Gordon Strachan occupies his own special, permanent niche in Leeds history. He’s moved on, as heroes do, but I have good reason to believe he retains a love of the club. I met him briefly at a function at Headingley in 1995, and he was quite clear then that he could see a return to Elland Road as United manager one day. It’s not something you can envision happening, however, under Cellino’s loco stewardship.
The thing is, despite the schism that Cellino has caused in the ranks of Leeds fans – some obstinately supporting the Italian in the face of opposition from the majority – there is hardly a good word to be heard for the current United owner among professional football people. People who really know their stuff, such as John Giles, have attacked Cellino’s regime bitterly. The more deluded fans in the street aside, il Presidente doesn’t enjoy much informed support – unsurprisingly, given his track record.
It’s unlikely that Liam Cooper will have raised as much as a peep of protest at his dark blue No. 17 shirt. Rookie international players know which side their bread is buttered, and the Scotland dressing room will be well aware of the Boss’s waspish tongue. Once, when asked in the tunnel in the wake of a heavy defeat, “In what areas were your players inferior to the opposition?”, Strachan looked the TV man straight in the eye and replied “Mainly that big green one out there”. Wee Gordon yields to no man in the bandying of words, there’s a book to be filled with his famous and devastating put-downs.

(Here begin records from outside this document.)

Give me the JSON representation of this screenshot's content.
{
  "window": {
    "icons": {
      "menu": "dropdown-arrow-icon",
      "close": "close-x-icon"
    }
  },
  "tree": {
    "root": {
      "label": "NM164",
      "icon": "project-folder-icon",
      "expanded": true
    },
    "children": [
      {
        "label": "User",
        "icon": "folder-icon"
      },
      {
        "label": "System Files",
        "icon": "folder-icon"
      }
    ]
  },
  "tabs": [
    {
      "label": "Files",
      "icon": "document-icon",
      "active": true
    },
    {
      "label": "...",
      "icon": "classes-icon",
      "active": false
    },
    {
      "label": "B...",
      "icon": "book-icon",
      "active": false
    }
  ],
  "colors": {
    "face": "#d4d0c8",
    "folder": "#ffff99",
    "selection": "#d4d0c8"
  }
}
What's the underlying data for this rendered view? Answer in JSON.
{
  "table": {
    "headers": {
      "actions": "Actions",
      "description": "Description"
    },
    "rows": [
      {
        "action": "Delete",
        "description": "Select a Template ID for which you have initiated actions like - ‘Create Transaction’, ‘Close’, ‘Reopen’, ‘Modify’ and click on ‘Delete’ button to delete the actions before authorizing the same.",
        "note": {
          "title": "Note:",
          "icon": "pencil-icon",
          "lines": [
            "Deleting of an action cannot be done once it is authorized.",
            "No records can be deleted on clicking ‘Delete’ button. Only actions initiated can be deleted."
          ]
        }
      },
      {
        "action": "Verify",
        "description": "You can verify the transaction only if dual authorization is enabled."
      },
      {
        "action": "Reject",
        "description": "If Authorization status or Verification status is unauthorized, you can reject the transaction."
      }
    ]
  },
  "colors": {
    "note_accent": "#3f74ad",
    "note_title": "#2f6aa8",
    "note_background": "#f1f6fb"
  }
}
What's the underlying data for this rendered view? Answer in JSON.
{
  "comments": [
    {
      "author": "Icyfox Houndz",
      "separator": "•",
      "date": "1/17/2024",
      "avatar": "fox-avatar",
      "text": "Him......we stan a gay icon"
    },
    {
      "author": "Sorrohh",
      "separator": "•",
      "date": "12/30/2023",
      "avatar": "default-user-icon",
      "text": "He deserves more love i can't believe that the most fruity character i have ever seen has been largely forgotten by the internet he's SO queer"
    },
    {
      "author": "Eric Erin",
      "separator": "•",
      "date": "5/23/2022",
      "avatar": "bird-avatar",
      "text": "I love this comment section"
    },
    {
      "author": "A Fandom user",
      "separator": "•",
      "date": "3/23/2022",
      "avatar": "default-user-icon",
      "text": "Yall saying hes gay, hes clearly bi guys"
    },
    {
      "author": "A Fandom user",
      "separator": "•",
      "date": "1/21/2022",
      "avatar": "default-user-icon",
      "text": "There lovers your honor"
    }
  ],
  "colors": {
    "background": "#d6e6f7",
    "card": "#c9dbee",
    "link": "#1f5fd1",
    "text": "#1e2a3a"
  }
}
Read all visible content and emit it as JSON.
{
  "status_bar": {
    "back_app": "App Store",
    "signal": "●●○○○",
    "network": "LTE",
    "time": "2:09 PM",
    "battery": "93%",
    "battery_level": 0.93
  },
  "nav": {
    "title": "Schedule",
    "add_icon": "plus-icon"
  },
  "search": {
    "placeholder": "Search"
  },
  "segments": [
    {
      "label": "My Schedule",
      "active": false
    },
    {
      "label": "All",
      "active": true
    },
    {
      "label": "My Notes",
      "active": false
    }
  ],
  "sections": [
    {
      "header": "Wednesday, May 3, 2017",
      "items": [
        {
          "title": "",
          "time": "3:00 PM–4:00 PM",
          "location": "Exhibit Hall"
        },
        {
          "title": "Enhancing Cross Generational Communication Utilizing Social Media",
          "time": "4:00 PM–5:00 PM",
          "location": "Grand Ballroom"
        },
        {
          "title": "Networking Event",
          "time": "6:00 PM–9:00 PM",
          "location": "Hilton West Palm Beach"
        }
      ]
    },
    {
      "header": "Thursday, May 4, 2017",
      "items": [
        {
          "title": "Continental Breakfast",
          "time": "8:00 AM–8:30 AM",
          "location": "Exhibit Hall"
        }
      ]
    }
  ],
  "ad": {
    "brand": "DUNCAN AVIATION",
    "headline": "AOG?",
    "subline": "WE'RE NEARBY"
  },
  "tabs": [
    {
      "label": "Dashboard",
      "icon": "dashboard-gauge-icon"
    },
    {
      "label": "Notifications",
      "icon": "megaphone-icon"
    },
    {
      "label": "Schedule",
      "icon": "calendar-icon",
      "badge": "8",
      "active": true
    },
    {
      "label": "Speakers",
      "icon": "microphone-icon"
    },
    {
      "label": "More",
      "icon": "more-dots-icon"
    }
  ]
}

All of this leads me to believe that the issuing of that number 17 to Liam Cooper was no coincidence; that Strachan, with the pro’s resentment of the mess Cellino is making of a great club he loves, has casually aimed a barbed arrow in the Italian’s direction.
I do hope it’s true, and I hope that barb has hit home to fester. The more the game can show its rejection of chancers like Cellino, the better we will all be – including the flat-earth tendency obstinately talking him up.
Good on you, Gordon, let’s have more. It’s believed, however, that rumours the Scotland shirt is to change its colour to purple… are wide of the mark.